OKLAHOMA CITY — A judge decided Oklahoma City bombing conspirator Terry L. Nichols will be tried next spring on 162 state murder charges, saying it gives both sides enough time to prepare their cases.
Nichols, 48, could face the death penalty if convicted for his role in the 1995 bombing of the Alfred P. Murrah Federal Building that killed 168 people.
He already is serving a life sentence in a federal prison for the bombing. Nichols was convicted on federal conspiracy and involuntary manslaughter charges for the deaths of eight law enforcement officers.
He now faces counts in state court for the remaining victims, including two counts for two fetuses whose mothers died in the blast.

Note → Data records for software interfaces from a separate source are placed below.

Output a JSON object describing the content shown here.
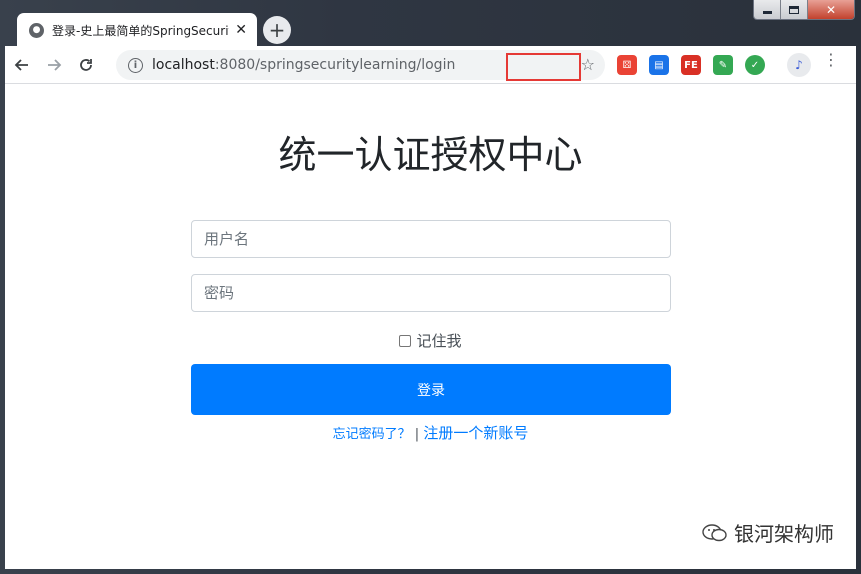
{
  "tab": {
    "title": "登录-史上最简单的SpringSecurity",
    "close": "✕"
  },
  "toolbar": {
    "url_host": "localhost",
    "url_rest": ":8080/springsecuritylearning/login"
  },
  "extensions": [
    {
      "icon": "dice-icon",
      "color": "#ea4335"
    },
    {
      "icon": "cast-icon",
      "color": "#1a73e8"
    },
    {
      "icon": "fe-icon",
      "color": "#d93025",
      "text": "FE"
    },
    {
      "icon": "puzzle-icon",
      "color": "#34a853"
    },
    {
      "icon": "check-icon",
      "color": "#34a853"
    }
  ],
  "page": {
    "title": "统一认证授权中心",
    "username_placeholder": "用户名",
    "password_placeholder": "密码",
    "remember_me": "记住我",
    "login_button": "登录",
    "forgot_password": "忘记密码了？",
    "separator": "|",
    "register": "注册一个新账号"
  },
  "watermark": {
    "text": "银河架构师"
  },
  "colors": {
    "primary": "#007bff",
    "highlight": "#e53935"
  }
}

Judge Steven Taylor ruled Friday that the trial will begin March 1, 2004, and denied requests by prosecutors and defense attorneys for other dates. Prosecutors wanted the trial to start in November or December; defense attorneys requested a date in January 2005.

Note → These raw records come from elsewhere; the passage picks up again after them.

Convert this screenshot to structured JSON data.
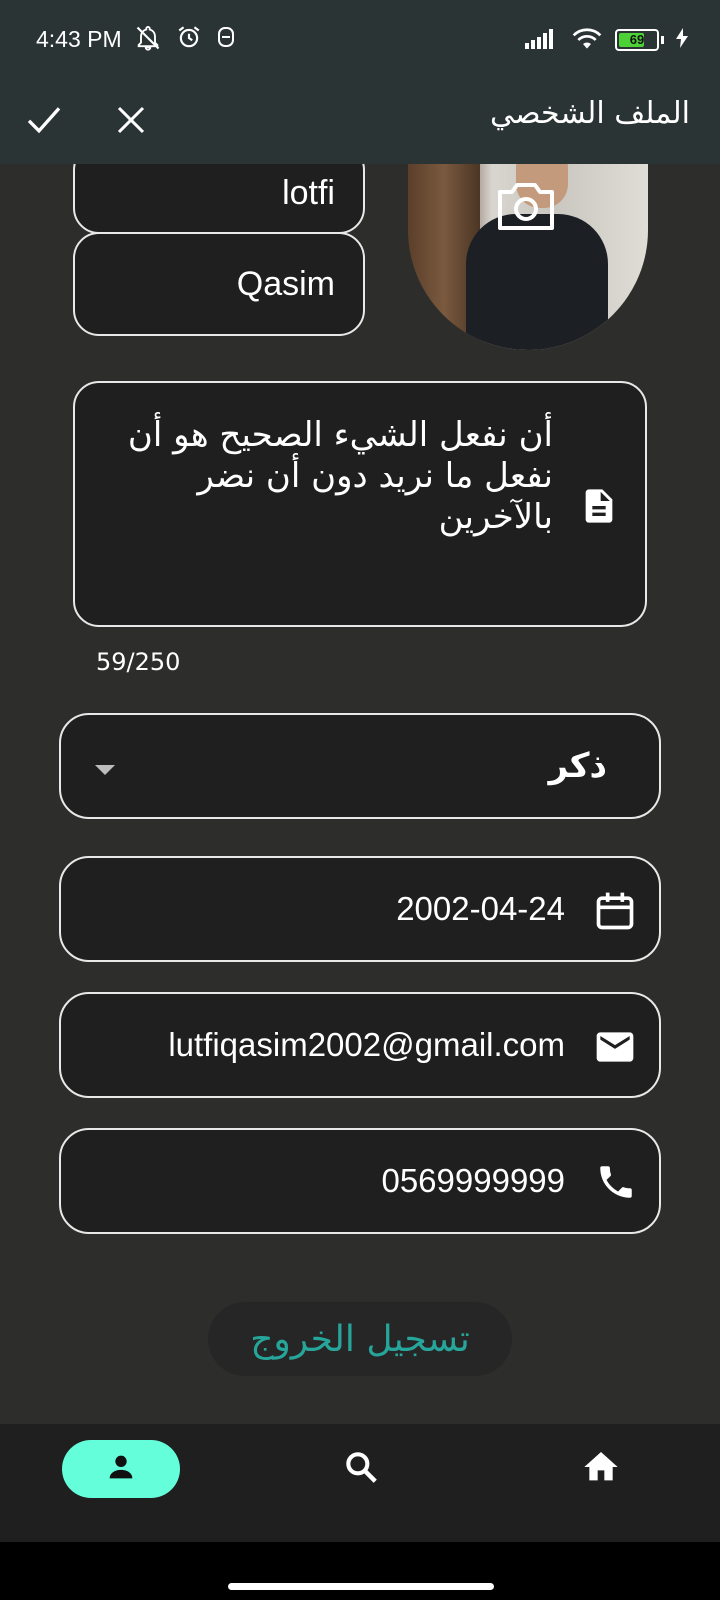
{
  "status_bar": {
    "time": "4:43 PM",
    "battery_level": "69",
    "icons": [
      "mute-notifications-icon",
      "alarm-icon",
      "data-saver-icon",
      "signal-icon",
      "wifi-icon",
      "battery-icon",
      "charging-icon"
    ]
  },
  "app_bar": {
    "title": "الملف الشخصي",
    "confirm_icon": "check-icon",
    "cancel_icon": "close-icon"
  },
  "profile": {
    "first_name": "lotfi",
    "last_name": "Qasim",
    "avatar_action_icon": "camera-icon",
    "bio": "أن نفعل الشيء الصحيح هو أن نفعل ما نريد دون أن نضر بالآخرين",
    "bio_icon": "document-icon",
    "bio_counter": "59/250",
    "gender": "ذكر",
    "birth_date": "2002-04-24",
    "email": "lutfiqasim2002@gmail.com",
    "phone": "0569999999"
  },
  "actions": {
    "logout_label": "تسجيل الخروج"
  },
  "bottom_nav": {
    "items": [
      {
        "icon": "person-icon",
        "active": true
      },
      {
        "icon": "search-icon",
        "active": false
      },
      {
        "icon": "home-icon",
        "active": false
      }
    ]
  },
  "colors": {
    "background": "#2d2d2b",
    "app_bar": "#2b3434",
    "field_background": "#1f1f1f",
    "accent": "#64ffda",
    "logout_text": "#26a69a"
  }
}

"There is no doubt that this case requires much time due to the volume of evidence," he said. "But it cannot be stated too often that counsel for both sides have had over three years and now have an additional nine months to fully prepare."
The judge also scheduled several pretrial hearings, which could involve such issues as the location of the trial. Defense attorneys contend that publicity has made it impossible for Nichols to get a fair trial in Oklahoma.
The federal trials of Nichols and Oklahoma City bomber Timothy McVeigh were moved to Denver after a federal judge ruled that the pair couldn't get fair proceedings in Oklahoma.